[Work required]
A verbatim copy of each record is required.

[Exercise data]
□ □ □

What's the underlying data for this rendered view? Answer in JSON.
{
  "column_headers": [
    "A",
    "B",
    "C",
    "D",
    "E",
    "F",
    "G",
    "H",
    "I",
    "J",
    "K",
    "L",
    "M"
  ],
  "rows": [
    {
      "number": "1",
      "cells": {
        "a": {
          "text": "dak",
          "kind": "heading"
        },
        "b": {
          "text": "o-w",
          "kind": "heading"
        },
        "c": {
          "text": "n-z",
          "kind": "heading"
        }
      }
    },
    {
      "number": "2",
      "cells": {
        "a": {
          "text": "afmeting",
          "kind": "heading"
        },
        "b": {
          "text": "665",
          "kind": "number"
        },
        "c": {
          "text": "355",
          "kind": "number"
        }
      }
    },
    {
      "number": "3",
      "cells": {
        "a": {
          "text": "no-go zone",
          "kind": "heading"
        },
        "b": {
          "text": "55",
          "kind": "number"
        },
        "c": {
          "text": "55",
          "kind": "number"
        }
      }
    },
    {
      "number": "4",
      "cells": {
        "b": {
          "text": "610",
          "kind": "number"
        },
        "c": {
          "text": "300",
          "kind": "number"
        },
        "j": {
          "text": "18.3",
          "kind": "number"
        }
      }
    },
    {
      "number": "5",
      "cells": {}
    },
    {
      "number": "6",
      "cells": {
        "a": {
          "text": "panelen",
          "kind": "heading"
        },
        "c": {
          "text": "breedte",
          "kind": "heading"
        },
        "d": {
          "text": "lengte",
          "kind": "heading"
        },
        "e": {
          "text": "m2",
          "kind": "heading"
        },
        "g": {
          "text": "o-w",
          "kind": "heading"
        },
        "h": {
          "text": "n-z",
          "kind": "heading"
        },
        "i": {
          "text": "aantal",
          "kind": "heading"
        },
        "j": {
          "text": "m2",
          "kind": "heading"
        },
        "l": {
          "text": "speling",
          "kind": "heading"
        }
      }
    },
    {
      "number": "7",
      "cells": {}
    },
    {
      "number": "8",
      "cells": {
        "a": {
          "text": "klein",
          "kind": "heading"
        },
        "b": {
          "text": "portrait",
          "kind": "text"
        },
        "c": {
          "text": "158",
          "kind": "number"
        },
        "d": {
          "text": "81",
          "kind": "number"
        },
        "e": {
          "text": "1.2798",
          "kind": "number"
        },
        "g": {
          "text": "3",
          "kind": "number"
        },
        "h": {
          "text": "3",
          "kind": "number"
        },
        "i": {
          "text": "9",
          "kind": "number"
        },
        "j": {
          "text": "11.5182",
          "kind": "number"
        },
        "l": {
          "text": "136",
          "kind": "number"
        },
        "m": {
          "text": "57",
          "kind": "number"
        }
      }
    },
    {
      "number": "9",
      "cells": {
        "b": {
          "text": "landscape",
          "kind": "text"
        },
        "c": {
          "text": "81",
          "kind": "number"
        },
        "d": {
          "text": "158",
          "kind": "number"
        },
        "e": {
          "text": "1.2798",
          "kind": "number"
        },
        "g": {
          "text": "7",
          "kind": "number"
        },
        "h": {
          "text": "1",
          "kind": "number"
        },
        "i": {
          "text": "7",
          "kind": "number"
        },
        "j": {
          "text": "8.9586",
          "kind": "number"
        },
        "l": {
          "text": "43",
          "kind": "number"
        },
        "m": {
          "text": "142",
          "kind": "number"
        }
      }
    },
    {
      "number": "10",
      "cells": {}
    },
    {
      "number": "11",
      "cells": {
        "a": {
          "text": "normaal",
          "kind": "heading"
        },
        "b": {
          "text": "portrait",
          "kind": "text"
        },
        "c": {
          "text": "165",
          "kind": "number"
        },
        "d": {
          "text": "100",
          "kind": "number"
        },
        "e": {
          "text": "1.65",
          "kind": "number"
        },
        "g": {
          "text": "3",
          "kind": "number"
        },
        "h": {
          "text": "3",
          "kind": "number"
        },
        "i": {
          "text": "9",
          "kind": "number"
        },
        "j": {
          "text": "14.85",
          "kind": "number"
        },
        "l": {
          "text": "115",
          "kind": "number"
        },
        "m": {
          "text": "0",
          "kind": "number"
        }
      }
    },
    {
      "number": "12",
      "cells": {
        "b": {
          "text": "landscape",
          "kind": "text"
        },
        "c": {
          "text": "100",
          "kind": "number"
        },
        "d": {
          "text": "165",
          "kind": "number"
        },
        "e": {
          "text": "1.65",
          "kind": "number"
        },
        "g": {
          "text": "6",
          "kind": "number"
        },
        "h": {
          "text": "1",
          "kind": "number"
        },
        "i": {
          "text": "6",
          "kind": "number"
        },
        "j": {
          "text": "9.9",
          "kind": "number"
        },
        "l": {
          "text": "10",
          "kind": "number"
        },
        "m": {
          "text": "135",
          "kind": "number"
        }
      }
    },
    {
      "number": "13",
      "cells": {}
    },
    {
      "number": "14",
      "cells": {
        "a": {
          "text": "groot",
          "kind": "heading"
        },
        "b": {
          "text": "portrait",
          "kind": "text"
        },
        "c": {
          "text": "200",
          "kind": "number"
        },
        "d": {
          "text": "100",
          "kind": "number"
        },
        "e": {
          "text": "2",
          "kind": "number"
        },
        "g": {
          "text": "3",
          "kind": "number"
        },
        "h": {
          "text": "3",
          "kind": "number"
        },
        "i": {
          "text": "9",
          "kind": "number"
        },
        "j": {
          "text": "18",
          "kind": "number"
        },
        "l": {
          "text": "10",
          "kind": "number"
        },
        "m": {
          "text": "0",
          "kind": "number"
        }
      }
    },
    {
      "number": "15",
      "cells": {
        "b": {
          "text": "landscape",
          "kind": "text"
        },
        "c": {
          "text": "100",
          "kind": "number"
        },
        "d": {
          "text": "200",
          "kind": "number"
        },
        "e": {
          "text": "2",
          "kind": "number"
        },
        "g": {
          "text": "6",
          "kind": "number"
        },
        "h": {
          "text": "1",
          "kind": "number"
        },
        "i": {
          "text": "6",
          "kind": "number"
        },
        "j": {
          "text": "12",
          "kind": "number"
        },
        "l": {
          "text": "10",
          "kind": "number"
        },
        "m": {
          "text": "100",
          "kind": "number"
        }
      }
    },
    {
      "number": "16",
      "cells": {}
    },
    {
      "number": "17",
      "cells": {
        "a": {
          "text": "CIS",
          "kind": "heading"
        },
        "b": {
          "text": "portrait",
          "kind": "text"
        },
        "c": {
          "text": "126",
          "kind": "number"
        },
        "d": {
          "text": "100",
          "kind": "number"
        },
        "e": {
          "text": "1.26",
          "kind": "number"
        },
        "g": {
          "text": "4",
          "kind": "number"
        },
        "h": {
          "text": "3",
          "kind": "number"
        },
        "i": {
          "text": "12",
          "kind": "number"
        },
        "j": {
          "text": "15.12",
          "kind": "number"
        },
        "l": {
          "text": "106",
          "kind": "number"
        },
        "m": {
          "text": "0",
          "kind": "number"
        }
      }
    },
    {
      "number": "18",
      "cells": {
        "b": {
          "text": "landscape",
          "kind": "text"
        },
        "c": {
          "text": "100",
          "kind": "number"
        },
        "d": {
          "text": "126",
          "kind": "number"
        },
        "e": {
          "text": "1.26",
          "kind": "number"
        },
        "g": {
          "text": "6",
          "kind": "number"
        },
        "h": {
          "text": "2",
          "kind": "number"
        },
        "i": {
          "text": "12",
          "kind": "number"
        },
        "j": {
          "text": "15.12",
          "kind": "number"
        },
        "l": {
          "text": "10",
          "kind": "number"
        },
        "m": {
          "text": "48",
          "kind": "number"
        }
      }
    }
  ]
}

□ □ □

[Result for this exercise]
What's the underlying data for this rendered view? Answer in JSON.
{
  "column_headers": [
    "A",
    "B",
    "C",
    "D",
    "E",
    "F",
    "G",
    "H",
    "I",
    "J",
    "K",
    "L",
    "M"
  ],
  "rows": [
    {
      "number": "1",
      "cells": {
        "a": {
          "text": "dak",
          "kind": "heading"
        },
        "b": {
          "text": "o-w",
          "kind": "heading"
        },
        "c": {
          "text": "n-z",
          "kind": "heading"
        }
      }
    },
    {
      "number": "2",
      "cells": {
        "a": {
          "text": "afmeting",
          "kind": "heading"
        },
        "b": {
          "text": "665",
          "kind": "number"
        },
        "c": {
          "text": "355",
          "kind": "number"
        }
      }
    },
    {
      "number": "3",
      "cells": {
        "a": {
          "text": "no-go zone",
          "kind": "heading"
        },
        "b": {
          "text": "55",
          "kind": "number"
        },
        "c": {
          "text": "55",
          "kind": "number"
        }
      }
    },
    {
      "number": "4",
      "cells": {
        "b": {
          "text": "610",
          "kind": "number"
        },
        "c": {
          "text": "300",
          "kind": "number"
        },
        "j": {
          "text": "18.3",
          "kind": "number"
        }
      }
    },
    {
      "number": "5",
      "cells": {}
    },
    {
      "number": "6",
      "cells": {
        "a": {
          "text": "panelen",
          "kind": "heading"
        },
        "c": {
          "text": "breedte",
          "kind": "heading"
        },
        "d": {
          "text": "lengte",
          "kind": "heading"
        },
        "e": {
          "text": "m2",
          "kind": "heading"
        },
        "g": {
          "text": "o-w",
          "kind": "heading"
        },
        "h": {
          "text": "n-z",
          "kind": "heading"
        },
        "i": {
          "text": "aantal",
          "kind": "heading"
        },
        "j": {
          "text": "m2",
          "kind": "heading"
        },
        "l": {
          "text": "speling",
          "kind": "heading"
        }
      }
    },
    {
      "number": "7",
      "cells": {}
    },
    {
      "number": "8",
      "cells": {
        "a": {
          "text": "klein",
          "kind": "heading"
        },
        "b": {
          "text": "portrait",
          "kind": "text"
        },
        "c": {
          "text": "158",
          "kind": "number"
        },
        "d": {
          "text": "81",
          "kind": "number"
        },
        "e": {
          "text": "1.2798",
          "kind": "number"
        },
        "g": {
          "text": "3",
          "kind": "number"
        },
        "h": {
          "text": "3",
          "kind": "number"
        },
        "i": {
          "text": "9",
          "kind": "number"
        },
        "j": {
          "text": "11.5182",
          "kind": "number"
        },
        "l": {
          "text": "136",
          "kind": "number"
        },
        "m": {
          "text": "57",
          "kind": "number"
        }
      }
    },
    {
      "number": "9",
      "cells": {
        "b": {
          "text": "landscape",
          "kind": "text"
        },
        "c": {
          "text": "81",
          "kind": "number"
        },
        "d": {
          "text": "158",
          "kind": "number"
        },
        "e": {
          "text": "1.2798",
          "kind": "number"
        },
        "g": {
          "text": "7",
          "kind": "number"
        },
        "h": {
          "text": "1",
          "kind": "number"
        },
        "i": {
          "text": "7",
          "kind": "number"
        },
        "j": {
          "text": "8.9586",
          "kind": "number"
        },
        "l": {
          "text": "43",
          "kind": "number"
        },
        "m": {
          "text": "142",
          "kind": "number"
        }
      }
    },
    {
      "number": "10",
      "cells": {}
    },
    {
      "number": "11",
      "cells": {
        "a": {
          "text": "normaal",
          "kind": "heading"
        },
        "b": {
          "text": "portrait",
          "kind": "text"
        },
        "c": {
          "text": "165",
          "kind": "number"
        },
        "d": {
          "text": "100",
          "kind": "number"
        },
        "e": {
          "text": "1.65",
          "kind": "number"
        },
        "g": {
          "text": "3",
          "kind": "number"
        },
        "h": {
          "text": "3",
          "kind": "number"
        },
        "i": {
          "text": "9",
          "kind": "number"
        },
        "j": {
          "text": "14.85",
          "kind": "number"
        },
        "l": {
          "text": "115",
          "kind": "number"
        },
        "m": {
          "text": "0",
          "kind": "number"
        }
      }
    },
    {
      "number": "12",
      "cells": {
        "b": {
          "text": "landscape",
          "kind": "text"
        },
        "c": {
          "text": "100",
          "kind": "number"
        },
        "d": {
          "text": "165",
          "kind": "number"
        },
        "e": {
          "text": "1.65",
          "kind": "number"
        },
        "g": {
          "text": "6",
          "kind": "number"
        },
        "h": {
          "text": "1",
          "kind": "number"
        },
        "i": {
          "text": "6",
          "kind": "number"
        },
        "j": {
          "text": "9.9",
          "kind": "number"
        },
        "l": {
          "text": "10",
          "kind": "number"
        },
        "m": {
          "text": "135",
          "kind": "number"
        }
      }
    },
    {
      "number": "13",
      "cells": {}
    },
    {
      "number": "14",
      "cells": {
        "a": {
          "text": "groot",
          "kind": "heading"
        },
        "b": {
          "text": "portrait",
          "kind": "text"
        },
        "c": {
          "text": "200",
          "kind": "number"
        },
        "d": {
          "text": "100",
          "kind": "number"
        },
        "e": {
          "text": "2",
          "kind": "number"
        },
        "g": {
          "text": "3",
          "kind": "number"
        },
        "h": {
          "text": "3",
          "kind": "number"
        },
        "i": {
          "text": "9",
          "kind": "number"
        },
        "j": {
          "text": "18",
          "kind": "number"
        },
        "l": {
          "text": "10",
          "kind": "number"
        },
        "m": {
          "text": "0",
          "kind": "number"
        }
      }
    },
    {
      "number": "15",
      "cells": {
        "b": {
          "text": "landscape",
          "kind": "text"
        },
        "c": {
          "text": "100",
          "kind": "number"
        },
        "d": {
          "text": "200",
          "kind": "number"
        },
        "e": {
          "text": "2",
          "kind": "number"
        },
        "g": {
          "text": "6",
          "kind": "number"
        },
        "h": {
          "text": "1",
          "kind": "number"
        },
        "i": {
          "text": "6",
          "kind": "number"
        },
        "j": {
          "text": "12",
          "kind": "number"
        },
        "l": {
          "text": "10",
          "kind": "number"
        },
        "m": {
          "text": "100",
          "kind": "number"
        }
      }
    },
    {
      "number": "16",
      "cells": {}
    },
    {
      "number": "17",
      "cells": {
        "a": {
          "text": "CIS",
          "kind": "heading"
        },
        "b": {
          "text": "portrait",
          "kind": "text"
        },
        "c": {
          "text": "126",
          "kind": "number"
        },
        "d": {
          "text": "100",
          "kind": "number"
        },
        "e": {
          "text": "1.26",
          "kind": "number"
        },
        "g": {
          "text": "4",
          "kind": "number"
        },
        "h": {
          "text": "3",
          "kind": "number"
        },
        "i": {
          "text": "12",
          "kind": "number"
        },
        "j": {
          "text": "15.12",
          "kind": "number"
        },
        "l": {
          "text": "106",
          "kind": "number"
        },
        "m": {
          "text": "0",
          "kind": "number"
        }
      }
    },
    {
      "number": "18",
      "cells": {
        "b": {
          "text": "landscape",
          "kind": "text"
        },
        "c": {
          "text": "100",
          "kind": "number"
        },
        "d": {
          "text": "126",
          "kind": "number"
        },
        "e": {
          "text": "1.26",
          "kind": "number"
        },
        "g": {
          "text": "6",
          "kind": "number"
        },
        "h": {
          "text": "2",
          "kind": "number"
        },
        "i": {
          "text": "12",
          "kind": "number"
        },
        "j": {
          "text": "15.12",
          "kind": "number"
        },
        "l": {
          "text": "10",
          "kind": "number"
        },
        "m": {
          "text": "48",
          "kind": "number"
        }
      }
    }
  ]
}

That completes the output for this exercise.